- Professor, Faculty of Health Sciences
Office: BLU 11328
- BA, University of Saskatchewan
- MA, University of Saskatchewan
- PhD Medical Anthropology, University of California, San Francisco/Berkeley
Dr. John O’Neil has been Dean of the Faculty of Health Sciences at SFU since September 1, 2007. Previously he was Director of the Manitoba First Nations Centre for Aboriginal Health Research and Professor and Head of the Department of Community Health Sciences in the University of Manitoba’s Faculty of Medicine.

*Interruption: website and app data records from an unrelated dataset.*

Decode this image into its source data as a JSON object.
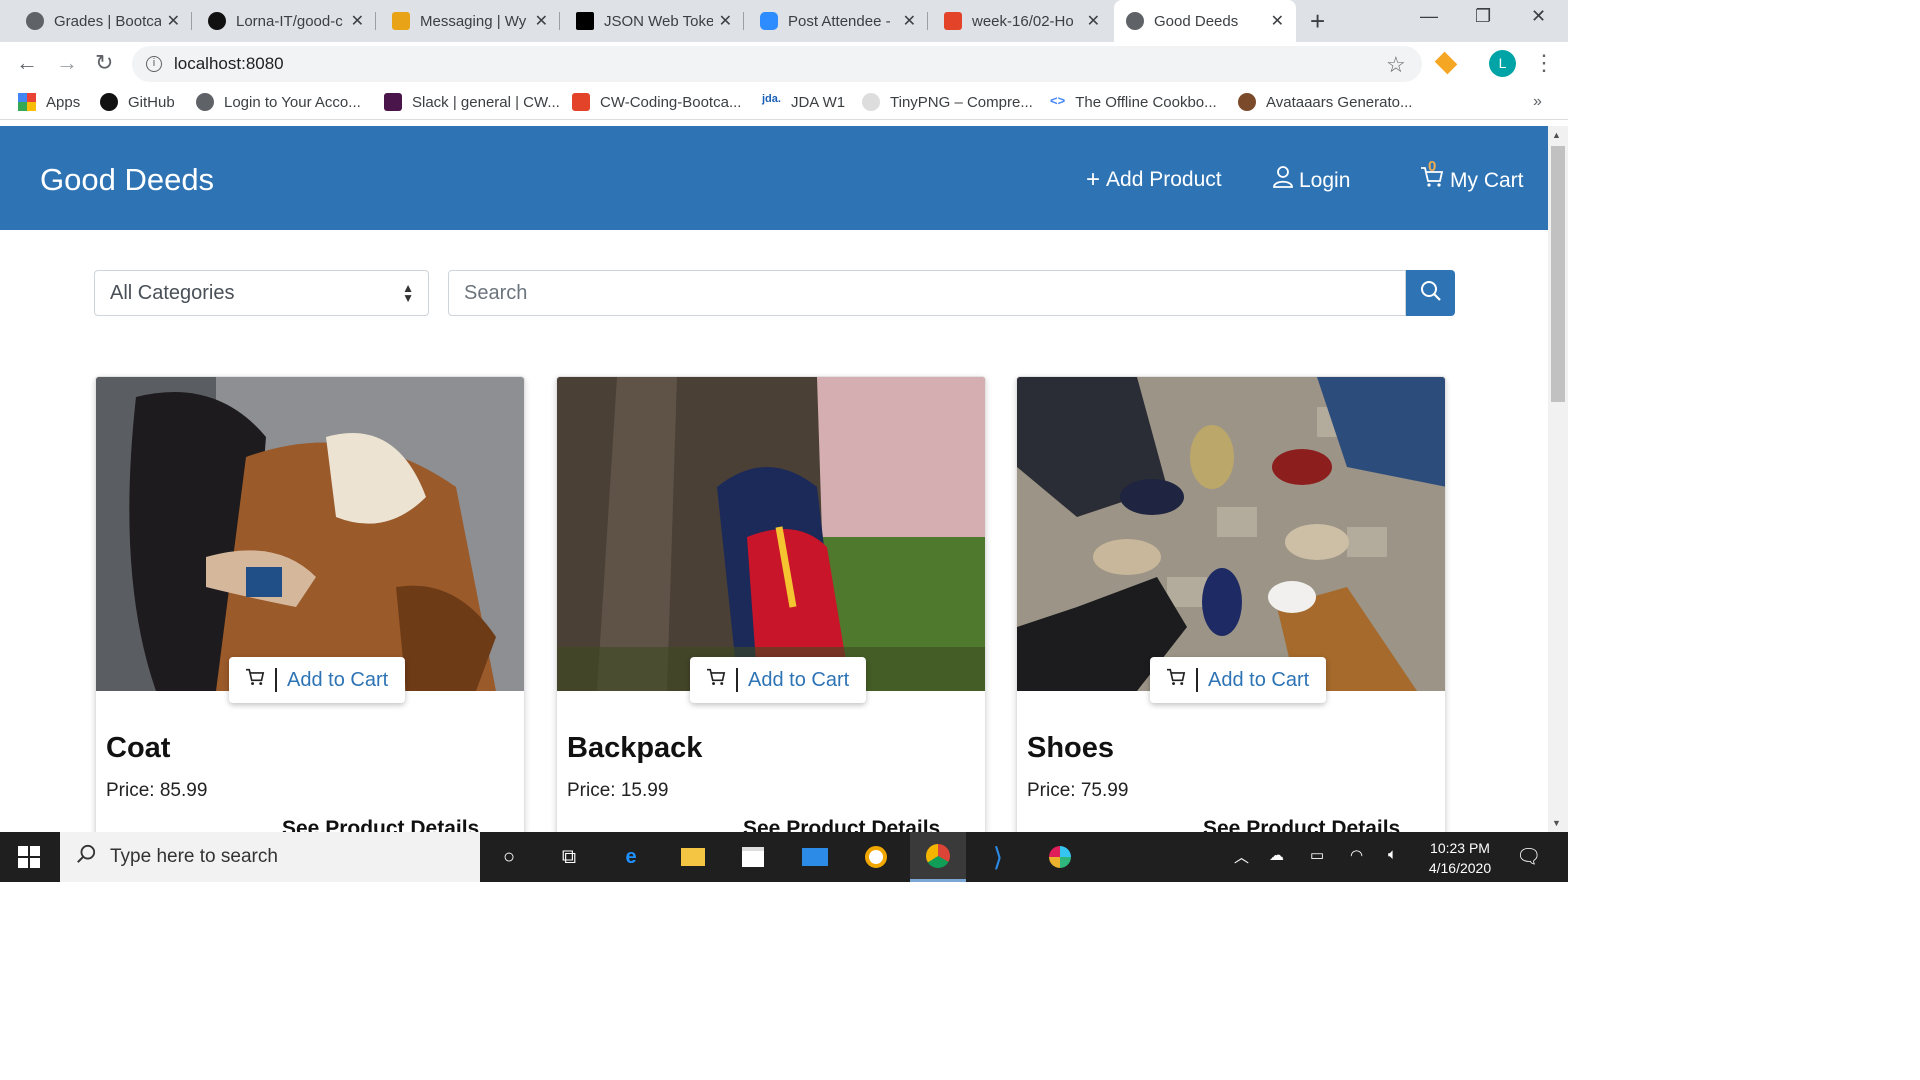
{
  "browser": {
    "tabs": [
      {
        "label": "Grades | Bootca",
        "icon": "globe-icon"
      },
      {
        "label": "Lorna-IT/good-c",
        "icon": "github-icon"
      },
      {
        "label": "Messaging | Wy",
        "icon": "messaging-icon"
      },
      {
        "label": "JSON Web Toke",
        "icon": "jwt-icon"
      },
      {
        "label": "Post Attendee -",
        "icon": "zoom-icon"
      },
      {
        "label": "week-16/02-Ho",
        "icon": "gitlab-icon"
      },
      {
        "label": "Good Deeds",
        "icon": "globe-icon"
      }
    ],
    "url": "localhost:8080",
    "avatar_letter": "L",
    "bookmarks": [
      {
        "label": "Apps"
      },
      {
        "label": "GitHub"
      },
      {
        "label": "Login to Your Acco..."
      },
      {
        "label": "Slack | general | CW..."
      },
      {
        "label": "CW-Coding-Bootca..."
      },
      {
        "label": "JDA W1"
      },
      {
        "label": "TinyPNG – Compre..."
      },
      {
        "label": "The Offline Cookbo..."
      },
      {
        "label": "Avataaars Generato..."
      }
    ]
  },
  "site": {
    "brand": "Good Deeds",
    "nav": {
      "add_product": "Add Product",
      "login": "Login",
      "cart": "My Cart",
      "cart_count": "0"
    },
    "filters": {
      "category": "All Categories",
      "search_placeholder": "Search"
    },
    "products": [
      {
        "name": "Coat",
        "price": "Price: 85.99",
        "add_label": "Add to Cart",
        "details_label": "See Product Details"
      },
      {
        "name": "Backpack",
        "price": "Price: 15.99",
        "add_label": "Add to Cart",
        "details_label": "See Product Details"
      },
      {
        "name": "Shoes",
        "price": "Price: 75.99",
        "add_label": "Add to Cart",
        "details_label": "See Product Details"
      }
    ],
    "colors": {
      "primary": "#2e74b5",
      "badge": "#f0ad4e"
    }
  },
  "taskbar": {
    "search_placeholder": "Type here to search",
    "time": "10:23 PM",
    "date": "4/16/2020"
  }
}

Dr. O’Neil’s work has been primarily in the area of Aboriginal health. He has published more than 120 papers and reports on a variety of aboriginal health issues, including self-government and health system development, cultural understandings of environmental health risks, and social determinants of health disparities. Dr. O’Neil’s work in this area was recognized by his appointment as a CIHR Senior Investigator and as the founding Chair of the Advisory Board for the Institute for Aboriginal People's Health at the Canadian Institutes for Health Research from 2000 to 2006. He also served as the research advisor to the health policy team for the Royal Commission on Aboriginal Peoples in 1995/96 and he is currently appointed to the Advisory Board of the National Collaborating Centre on Aboriginal Health at the Public Health Agency of Canada. He has worked as well on global Indigenous health issues in circumpolar regions, Australia and Latin America.

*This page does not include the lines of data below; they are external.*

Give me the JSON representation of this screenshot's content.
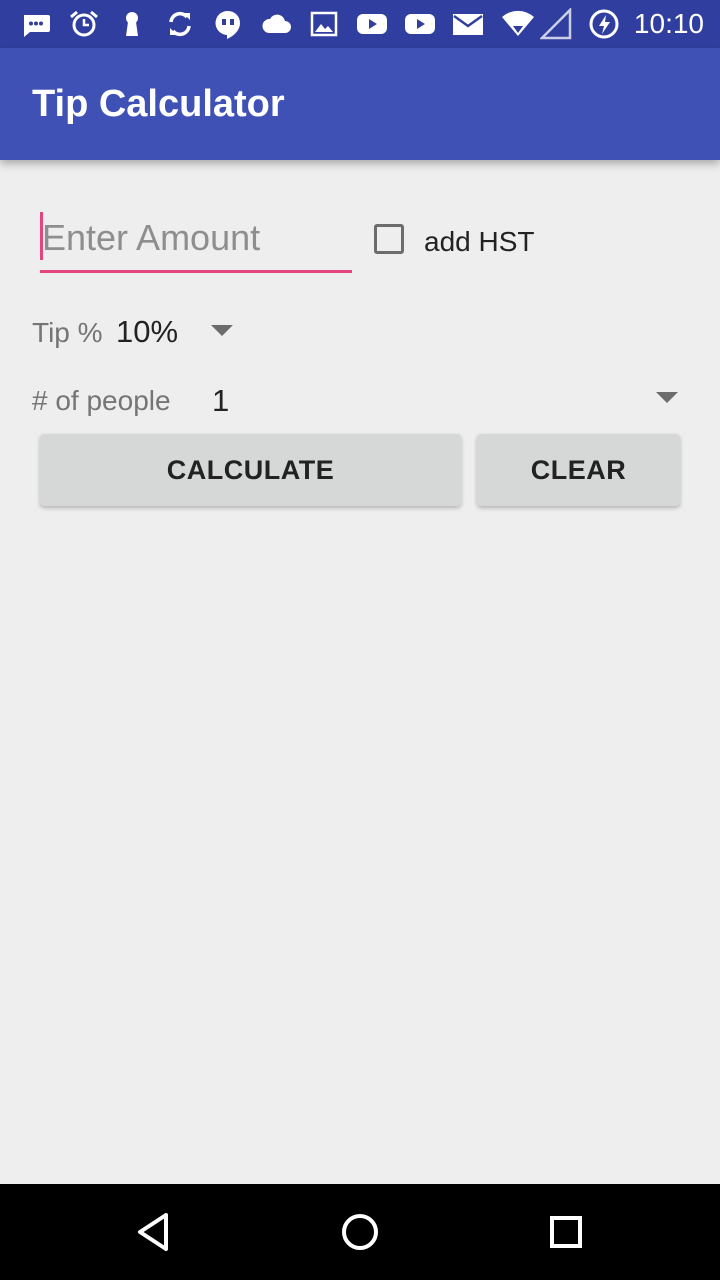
{
  "status_bar": {
    "time": "10:10",
    "icons": [
      "chat-bubble-icon",
      "alarm-clock-icon",
      "keyhole-icon",
      "sync-icon",
      "hangouts-icon",
      "cloud-icon",
      "image-icon",
      "youtube-icon",
      "youtube-icon",
      "mail-icon",
      "wifi-icon",
      "signal-icon",
      "battery-charging-icon"
    ]
  },
  "app_bar": {
    "title": "Tip Calculator"
  },
  "amount_input": {
    "value": "",
    "placeholder": "Enter Amount"
  },
  "hst_checkbox": {
    "label": "add HST",
    "checked": false
  },
  "tip": {
    "label": "Tip %",
    "selected": "10%"
  },
  "people": {
    "label": "# of people",
    "selected": "1"
  },
  "buttons": {
    "calculate": "CALCULATE",
    "clear": "CLEAR"
  },
  "colors": {
    "status_bar": "#303f9f",
    "app_bar": "#3f51b5",
    "accent": "#e5457e",
    "background": "#eeeeee",
    "button": "#d6d7d7"
  },
  "nav_bar": {
    "icons": [
      "back-icon",
      "home-icon",
      "recents-icon"
    ]
  }
}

More recently Dr. O’Neil has become involved in HIV/AIDS prevention in low- and middle-income countries. He is currently the principal investigator on several HIV/AIDS training grants designed to build local public health capacity in China and India in the area of HIV/AIDS prevention. He has published several papers and reports on the cultural context of HIV/AIDS prevention in India.

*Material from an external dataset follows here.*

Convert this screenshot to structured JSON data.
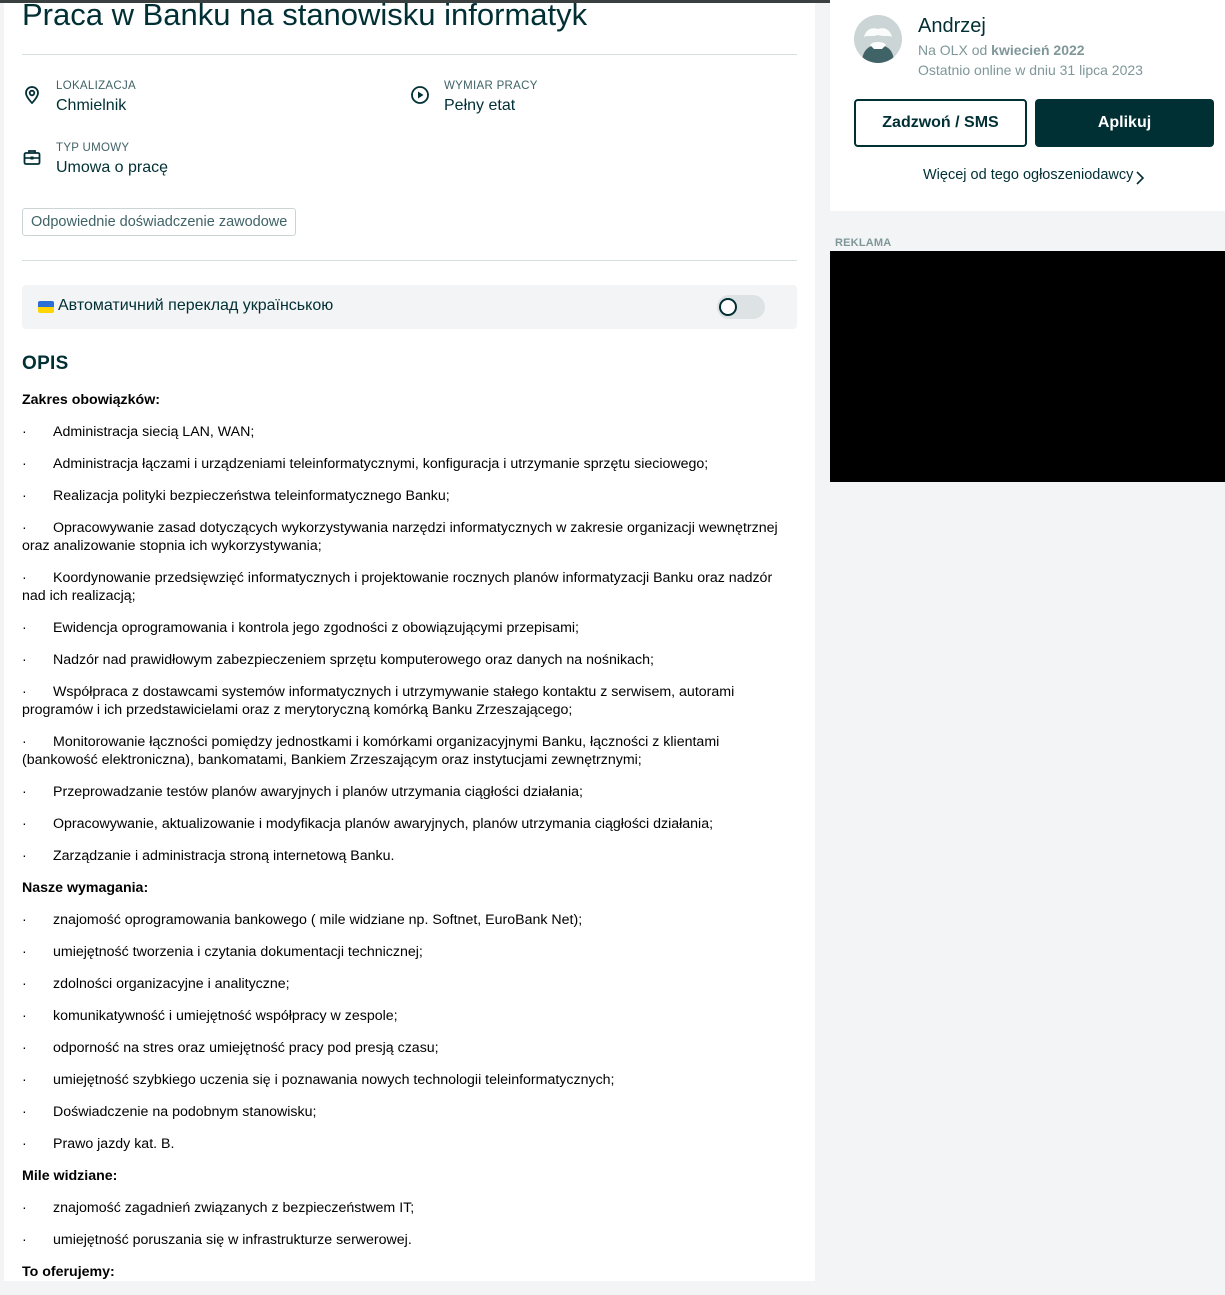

Dr. O’Neil has advised more than 40 graduate students at the Master’s and Doctoral levels. His teaching interests are in the area of critical public health, global Indigenous health development, and participatory approaches to health research.